Top of Data listing
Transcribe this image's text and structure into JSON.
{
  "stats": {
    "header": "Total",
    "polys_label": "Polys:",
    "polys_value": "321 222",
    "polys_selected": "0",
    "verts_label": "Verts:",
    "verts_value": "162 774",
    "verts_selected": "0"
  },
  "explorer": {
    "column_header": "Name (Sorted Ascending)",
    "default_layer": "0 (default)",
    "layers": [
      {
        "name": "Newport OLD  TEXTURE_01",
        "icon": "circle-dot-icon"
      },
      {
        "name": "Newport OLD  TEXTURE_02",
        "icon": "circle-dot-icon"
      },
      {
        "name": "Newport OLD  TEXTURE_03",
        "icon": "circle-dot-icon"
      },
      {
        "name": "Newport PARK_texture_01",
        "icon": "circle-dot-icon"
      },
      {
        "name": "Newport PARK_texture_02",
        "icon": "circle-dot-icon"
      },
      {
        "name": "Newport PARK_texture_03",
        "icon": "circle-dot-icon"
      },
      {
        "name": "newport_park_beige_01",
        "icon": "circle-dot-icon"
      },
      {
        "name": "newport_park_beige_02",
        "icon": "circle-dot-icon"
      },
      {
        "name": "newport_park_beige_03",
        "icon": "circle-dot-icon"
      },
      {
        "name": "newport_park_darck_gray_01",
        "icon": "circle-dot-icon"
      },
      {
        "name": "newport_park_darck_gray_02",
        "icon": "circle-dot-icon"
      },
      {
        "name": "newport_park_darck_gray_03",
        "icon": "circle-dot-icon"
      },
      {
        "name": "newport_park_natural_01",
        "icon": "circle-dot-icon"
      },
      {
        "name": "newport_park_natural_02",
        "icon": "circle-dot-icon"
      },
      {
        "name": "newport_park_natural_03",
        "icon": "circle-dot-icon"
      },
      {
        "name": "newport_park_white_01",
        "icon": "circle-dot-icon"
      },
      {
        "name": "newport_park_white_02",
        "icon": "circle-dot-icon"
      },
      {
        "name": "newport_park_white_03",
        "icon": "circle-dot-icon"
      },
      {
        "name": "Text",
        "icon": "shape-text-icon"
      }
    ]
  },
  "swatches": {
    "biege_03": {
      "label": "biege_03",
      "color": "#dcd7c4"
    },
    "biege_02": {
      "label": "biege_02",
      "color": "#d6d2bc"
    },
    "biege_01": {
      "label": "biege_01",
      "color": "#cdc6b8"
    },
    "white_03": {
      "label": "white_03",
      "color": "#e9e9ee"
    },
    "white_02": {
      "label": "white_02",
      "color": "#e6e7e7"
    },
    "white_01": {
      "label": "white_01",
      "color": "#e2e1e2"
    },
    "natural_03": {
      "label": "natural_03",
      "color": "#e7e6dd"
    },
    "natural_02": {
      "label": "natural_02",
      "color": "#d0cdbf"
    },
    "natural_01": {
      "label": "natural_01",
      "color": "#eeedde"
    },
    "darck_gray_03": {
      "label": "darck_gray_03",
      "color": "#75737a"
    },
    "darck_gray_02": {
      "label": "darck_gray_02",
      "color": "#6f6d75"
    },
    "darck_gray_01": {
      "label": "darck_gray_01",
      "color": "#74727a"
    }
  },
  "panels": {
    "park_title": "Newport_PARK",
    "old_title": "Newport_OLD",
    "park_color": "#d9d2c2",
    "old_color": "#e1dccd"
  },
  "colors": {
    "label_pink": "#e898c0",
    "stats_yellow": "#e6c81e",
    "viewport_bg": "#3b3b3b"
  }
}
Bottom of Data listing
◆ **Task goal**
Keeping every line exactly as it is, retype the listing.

◆ **Solution to this exercise**
Transcribe this image's text and structure into JSON.
{
  "stats": {
    "header": "Total",
    "polys_label": "Polys:",
    "polys_value": "321 222",
    "polys_selected": "0",
    "verts_label": "Verts:",
    "verts_value": "162 774",
    "verts_selected": "0"
  },
  "explorer": {
    "column_header": "Name (Sorted Ascending)",
    "default_layer": "0 (default)",
    "layers": [
      {
        "name": "Newport OLD  TEXTURE_01",
        "icon": "circle-dot-icon"
      },
      {
        "name": "Newport OLD  TEXTURE_02",
        "icon": "circle-dot-icon"
      },
      {
        "name": "Newport OLD  TEXTURE_03",
        "icon": "circle-dot-icon"
      },
      {
        "name": "Newport PARK_texture_01",
        "icon": "circle-dot-icon"
      },
      {
        "name": "Newport PARK_texture_02",
        "icon": "circle-dot-icon"
      },
      {
        "name": "Newport PARK_texture_03",
        "icon": "circle-dot-icon"
      },
      {
        "name": "newport_park_beige_01",
        "icon": "circle-dot-icon"
      },
      {
        "name": "newport_park_beige_02",
        "icon": "circle-dot-icon"
      },
      {
        "name": "newport_park_beige_03",
        "icon": "circle-dot-icon"
      },
      {
        "name": "newport_park_darck_gray_01",
        "icon": "circle-dot-icon"
      },
      {
        "name": "newport_park_darck_gray_02",
        "icon": "circle-dot-icon"
      },
      {
        "name": "newport_park_darck_gray_03",
        "icon": "circle-dot-icon"
      },
      {
        "name": "newport_park_natural_01",
        "icon": "circle-dot-icon"
      },
      {
        "name": "newport_park_natural_02",
        "icon": "circle-dot-icon"
      },
      {
        "name": "newport_park_natural_03",
        "icon": "circle-dot-icon"
      },
      {
        "name": "newport_park_white_01",
        "icon": "circle-dot-icon"
      },
      {
        "name": "newport_park_white_02",
        "icon": "circle-dot-icon"
      },
      {
        "name": "newport_park_white_03",
        "icon": "circle-dot-icon"
      },
      {
        "name": "Text",
        "icon": "shape-text-icon"
      }
    ]
  },
  "swatches": {
    "biege_03": {
      "label": "biege_03",
      "color": "#dcd7c4"
    },
    "biege_02": {
      "label": "biege_02",
      "color": "#d6d2bc"
    },
    "biege_01": {
      "label": "biege_01",
      "color": "#cdc6b8"
    },
    "white_03": {
      "label": "white_03",
      "color": "#e9e9ee"
    },
    "white_02": {
      "label": "white_02",
      "color": "#e6e7e7"
    },
    "white_01": {
      "label": "white_01",
      "color": "#e2e1e2"
    },
    "natural_03": {
      "label": "natural_03",
      "color": "#e7e6dd"
    },
    "natural_02": {
      "label": "natural_02",
      "color": "#d0cdbf"
    },
    "natural_01": {
      "label": "natural_01",
      "color": "#eeedde"
    },
    "darck_gray_03": {
      "label": "darck_gray_03",
      "color": "#75737a"
    },
    "darck_gray_02": {
      "label": "darck_gray_02",
      "color": "#6f6d75"
    },
    "darck_gray_01": {
      "label": "darck_gray_01",
      "color": "#74727a"
    }
  },
  "panels": {
    "park_title": "Newport_PARK",
    "old_title": "Newport_OLD",
    "park_color": "#d9d2c2",
    "old_color": "#e1dccd"
  },
  "colors": {
    "label_pink": "#e898c0",
    "stats_yellow": "#e6c81e",
    "viewport_bg": "#3b3b3b"
  }
}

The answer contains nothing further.